◆ TRY IT ◆
In the records that follow, show each line where the word "rest" is present.
Segment Start: SUPPLIED RECORDS
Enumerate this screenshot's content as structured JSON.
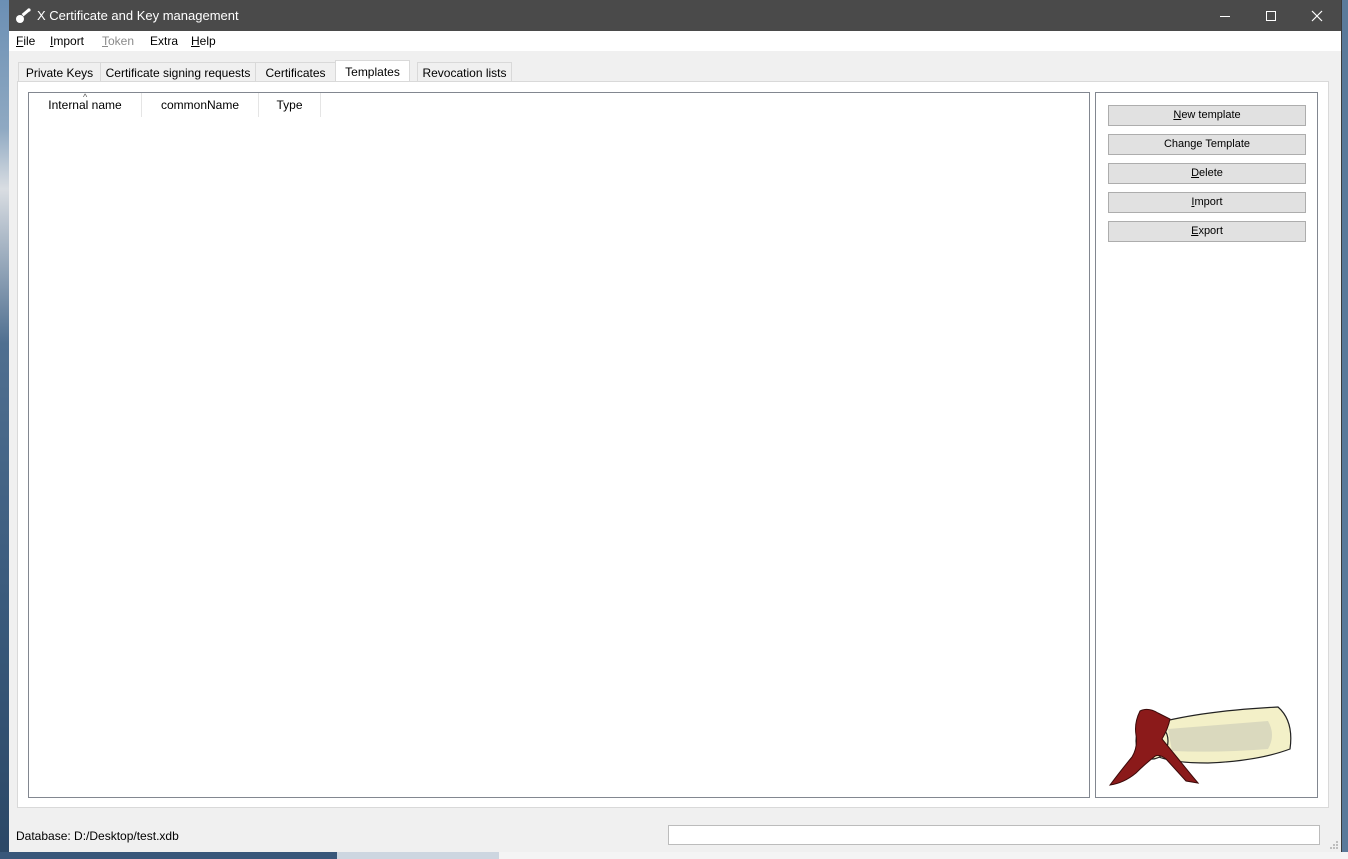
{
  "window": {
    "title": "X Certificate and Key management"
  },
  "menu": [
    {
      "label": "File",
      "accel": "F",
      "rest": "ile",
      "enabled": true
    },
    {
      "label": "Import",
      "accel": "I",
      "rest": "mport",
      "enabled": true
    },
    {
      "label": "Token",
      "accel": "T",
      "rest": "oken",
      "enabled": false
    },
    {
      "label": "Extra",
      "accel": "",
      "rest": "Extra",
      "enabled": true
    },
    {
      "label": "Help",
      "accel": "H",
      "rest": "elp",
      "enabled": true
    }
  ],
  "tabs": [
    {
      "label": "Private Keys",
      "active": false
    },
    {
      "label": "Certificate signing requests",
      "active": false
    },
    {
      "label": "Certificates",
      "active": false
    },
    {
      "label": "Templates",
      "active": true
    },
    {
      "label": "Revocation lists",
      "active": false
    }
  ],
  "table": {
    "columns": [
      "Internal name",
      "commonName",
      "Type"
    ],
    "sort_indicator": "^",
    "rows": []
  },
  "buttons": {
    "new_template": {
      "pre": "",
      "accel": "N",
      "post": "ew template"
    },
    "change_template": {
      "pre": "Chan",
      "accel": "g",
      "post": "e Template"
    },
    "delete": {
      "pre": "",
      "accel": "D",
      "post": "elete"
    },
    "import": {
      "pre": "",
      "accel": "I",
      "post": "mport"
    },
    "export": {
      "pre": "",
      "accel": "E",
      "post": "xport"
    }
  },
  "status": {
    "database": "Database: D:/Desktop/test.xdb"
  },
  "colors": {
    "titlebar": "#4a4a4a",
    "ribbon": "#8b1a1a",
    "scroll": "#f3f0c8"
  },
  "icons": [
    "app-certificate-icon",
    "minimize-icon",
    "maximize-icon",
    "close-icon",
    "scroll-illustration-icon",
    "size-grip-icon"
  ]
}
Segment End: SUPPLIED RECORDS
◆ WORKED SOLUTION ◆
      "rest": "ile",
      "rest": "mport",
      "rest": "oken",
      "rest": "Extra",
      "rest": "elp",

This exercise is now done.